It has to be said that the teaching was somewhat sparse, comprising one 15 minute video per month; if you didn’t already know what you were doing, you’d have been lost quite early on. The subject matter proposed was also unimaginative – all the teacher’s books took India for their theme and, apart from the style of book, looked very similar.

First we made a scroll, making or buying stamps to print on used teabags and learning how to sew little Indian mirrors onto the fabric. I also tried my hand at traditional Indian embroidery, though it’s not my forté, requiring far too much patience for me. Unlike most other participants, I also used techniques I’m already familiar with, to give some variety to the end result.

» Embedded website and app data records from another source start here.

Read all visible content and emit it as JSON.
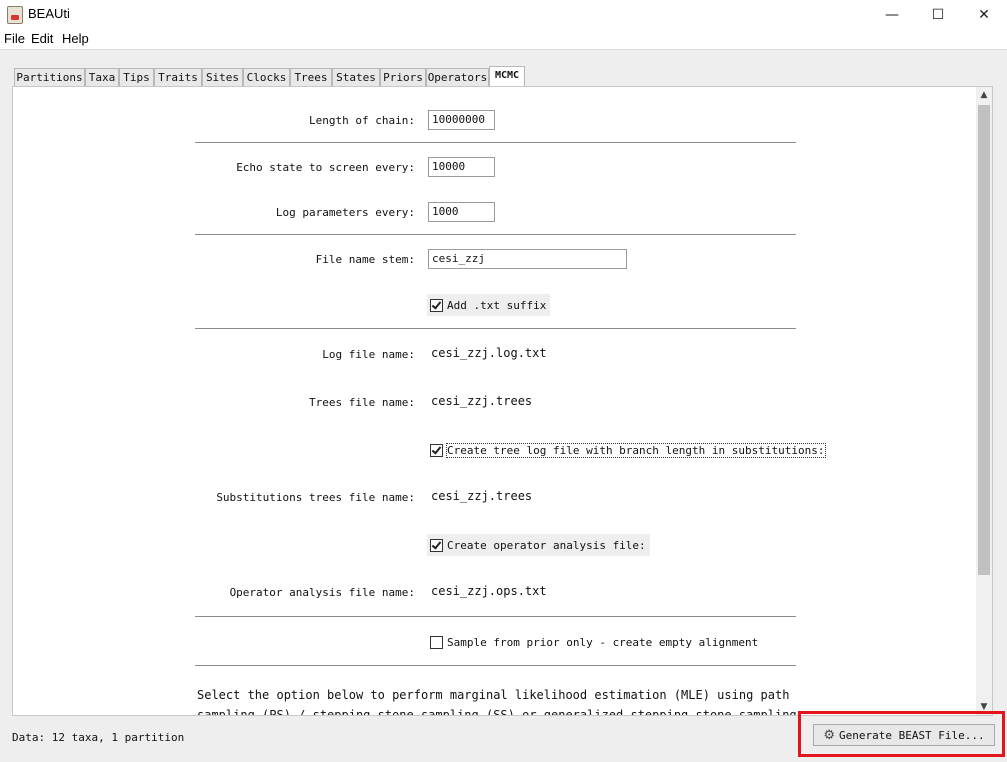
{
  "window": {
    "title": "BEAUti",
    "minimize": "—",
    "maximize": "☐",
    "close": "✕"
  },
  "menu": [
    "File",
    "Edit",
    "Help"
  ],
  "tabs": [
    "Partitions",
    "Taxa",
    "Tips",
    "Traits",
    "Sites",
    "Clocks",
    "Trees",
    "States",
    "Priors",
    "Operators",
    "MCMC"
  ],
  "active_tab": "MCMC",
  "mcmc": {
    "length_label": "Length of chain:",
    "length_value": "10000000",
    "echo_label": "Echo state to screen every:",
    "echo_value": "10000",
    "log_label": "Log parameters every:",
    "log_value": "1000",
    "stem_label": "File name stem:",
    "stem_value": "cesi_zzj",
    "add_txt_label": "Add .txt suffix",
    "add_txt_checked": true,
    "log_file_label": "Log file name:",
    "log_file_value": "cesi_zzj.log.txt",
    "trees_file_label": "Trees file name:",
    "trees_file_value": "cesi_zzj.trees",
    "tree_log_label": "Create tree log file with branch length in substitutions:",
    "tree_log_checked": true,
    "subst_label": "Substitutions trees file name:",
    "subst_value": "cesi_zzj.trees",
    "op_analysis_label": "Create operator analysis file:",
    "op_analysis_checked": true,
    "op_file_label": "Operator analysis file name:",
    "op_file_value": "cesi_zzj.ops.txt",
    "prior_only_label": "Sample from prior only - create empty alignment",
    "prior_only_checked": false,
    "mle_text": "Select the option below to perform marginal likelihood estimation (MLE) using path sampling (PS) / stepping-stone sampling (SS) or generalized stepping-stone sampling"
  },
  "status_text": "Data: 12 taxa, 1 partition",
  "generate_button": "Generate BEAST File...",
  "icons": {
    "gear": "gear-icon",
    "scroll_up": "▲",
    "scroll_down": "▼"
  },
  "colors": {
    "highlight": "#e4141c"
  }
}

Next came the “Sumerian tablets” book, square pages joined together concertina-style. My theme for this was the seasons and as I started working I began to get into a different frame of mind artistically, attempting to mix styles and techniques in a way I hadn’t tried before. The new techniques this time were stencilling with fabric paintsticks and using paper in the work too. I didn’t have paintsticks and found they were quite expensive to buy, but having plenty of fabric paints, stencils and stencil brushes already, I was able to achieve the desired result. I used some lyrics from the “Seasons” album by Magna Carta, who I used to know and who gave me permission.

The other new technique for this book was the use of angelina fibres; our textiles group bought some, which each of us used and posted to the next person on the list. Maybe they’re available in other, less hi-viz, colours as well as the ones we bought, but I wasn’t impressed, so used them for the cover of the book; frankly, I think the result’s pretty awful.

I always send photos of my current project to Gemma, my daughter in Australia; she gives me good feedback. When she saw the summer page she loved it and wanted a decent quality photo to have made into a canvas; better than that, I thought, why not give her all the finished pages; so I didn’t actually make up the book, but kept the pages separate, mounting them on background fabrics so that she can frame and hang them.

Spring
Summer
Autumn
Winter

The new technique for the third book was to use gesso; I’ve had a tub in the cupboard for years, but never knew quite what to do with it. We cut some firm cotton fabric out, soaked it in dilute PVA glue, then glued on bits of scrunched up tissue paper, muslin, gauze and lace. We let it dry then painted it with gesso; mine took two coats as I’d used heavy cotton lace. Once that was dry, we painted it, added gold foil and gilding wax. The result was spectacular, definitely my favourite technique of the course.

This was to be the cover of our third book and was to be cut in an interesting shape, so I used a Moorish arch shape and dug out the photos of our trip to Morocco, choosing several as inspiration for the inner pages of my book.

I was totally engrossed in what I was doing by now and keen to explore as many new techniques as possible; Nick made me a weaving frame so I was able to weave one page to give the effect of a terraced hillside, as well as a tiny rug for the page based on the souks of Marrakech. I embroidered by hand and machine, used water soluble fabric and bits of a page of a Moroccan newspaper we were given while on holiday; I stencilled onto teabags, embroidered on organza to give a transparent look to a cut out window, appliquéd, foiled and of course, used my newly discovered gesso technique.

The souks of Marrakech

Tiles and orange trees in the El Badi Fort and blue pots representing the Majorelle Gardens, Marrakech

I made a back and a spine for the book, to match the front cover and my son in law’s father very kindly printed my “inspirational” photos onto canvas for me to include in the book. It took a while to work out how to put the whole project together as I wasn’t impressed with the method used by the teacher (her book had neither back nor spine), but at last, after 3 months, it’s finished. I’m very pleased with the end result; it’s a very personal and evocative souvenir of our holiday. 

Nick keeps promising to add another page, or gallery, or something, to this blog, one on which I can put photos of the textile work I’m doing, so one of these days it might appear.